Globally, JE severely sickens about 68,000 people and kills between 13,600 and 20,400 people each year. In most people, it causes a mild fever and headache that disappear on their own within days. But it causes severe clinical disease in 1 in 250 people. One in three people die, after developing a sudden high fever, headache, neck stiffness and disorientation that progress quickly to coma, seizures and spastic paralysis.

JE largely affects children under 15; most adults living in endemic countries develop a natural immunity from repeated childhood infections, but travellers to endemic areas risk infection at any age.

In India, infections occur all year but peak in the monsoon and in the pre-harvest period in rice-cultivating regions. Diagnosis is confirmed through laboratory testing of cerebrospinal fluid.

Since 2006, mass vaccination against JE has been carried out annually in 86 endemic districts in Assam, Andhra Pradesh, Bihar, Haryana, Goa, Karnataka, Kerala, Maharashtra, Tamil Nadu, Uttar Pradesh and West Bengal.

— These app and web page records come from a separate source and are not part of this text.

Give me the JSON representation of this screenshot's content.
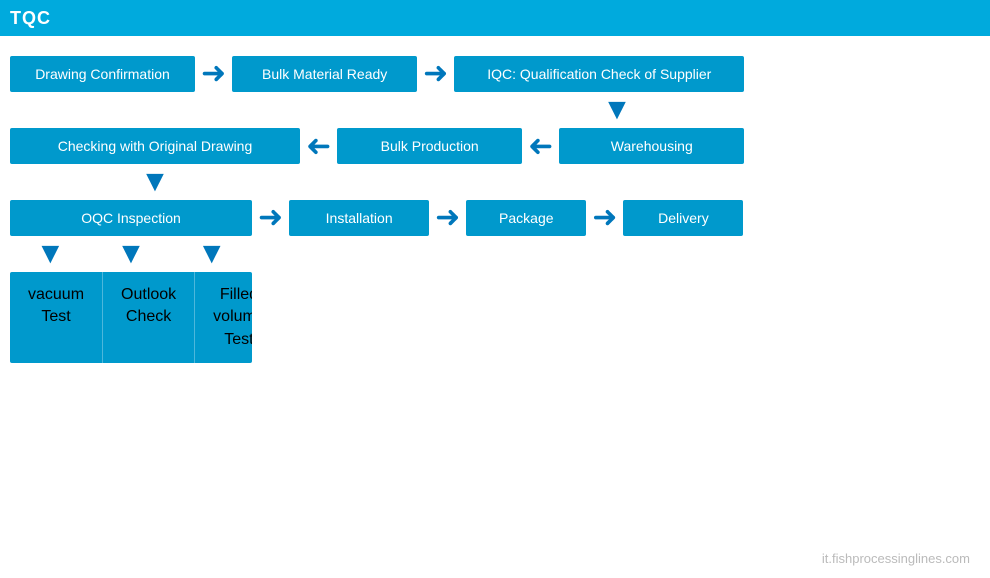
{
  "header": {
    "title": "TQC"
  },
  "flow": {
    "row1": {
      "box1": "Drawing Confirmation",
      "box2": "Bulk Material Ready",
      "box3": "IQC: Qualification Check of Supplier"
    },
    "row2": {
      "box1": "Checking with Original Drawing",
      "box2": "Bulk Production",
      "box3": "Warehousing"
    },
    "row3": {
      "box1": "OQC  Inspection",
      "box2": "Installation",
      "box3": "Package",
      "box4": "Delivery"
    },
    "row4": {
      "item1_line1": "vacuum",
      "item1_line2": "Test",
      "item2_line1": "Outlook",
      "item2_line2": "Check",
      "item3_line1": "Filled volume",
      "item3_line2": "Test"
    }
  },
  "watermark": "it.fishprocessinglines.com"
}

There is no cure for the disease. Treatment is supportive and aims at relieving severe clinical signs and supporting the patient as her body fights to overcome the infection.

Acute Encephalitis Syndrome

Since India started vaccinated at-risk populations against JE, AES cases and deaths have outstripped it by five times. In 2016, AES infected 11,651 and killed 1,301, against 1,676 JE cases and 283 deaths. Till August 6, 2017, India had recorded 5,413 AES cases and 369 deaths, while JE cases were at 838, with 86 deaths.

AES can be caused by a range of factors, including toxins in unripe lychee fruit, viruses, bacteria, fungi, parasites and chemical poisons. While it is also marked by inflammation of the brain that causes rapidly rising fever (crossing 104 degrees C within three or four hours), headache, stupour, disorientation, coma, tremors, convulsions, muscle weakness, and paralysis, the condition is not vaccine-preventable.

Read: Can eating litchis kill? Here’s what you should know to avoid getting sick

In India, AES outbreaks in north and eastern India have been linked to children eating unripe litchi fruit on empty stomachs. Unripe lychees contain the toxins hypoglycin A and methylenecyclopropyl-glycine (MCPG), which cause vomiting if ingested in large quantities.

Hypoglycin A is a naturally occurring amino acid found in the unripened lychee that causes severe vomiting (Jamaican vomiting sickness), while MCPG is a poisonous compound found in lychee seeds that causes a sudden drop in blood sugar, vomiting, altered mental states leading to lethargy, unconsciousness, coma and death.

These toxins cause sudden high fever and seizures serious enough to require hospitalisation in young, severely malnourished children. Giving children sugar (glucose) to normalise their rapidly plummeting blood glucose levels helps them recover from the illness, recommended a study in journal, The Lancet Global Health.

First Published: Aug 12, 2017 16:36 IST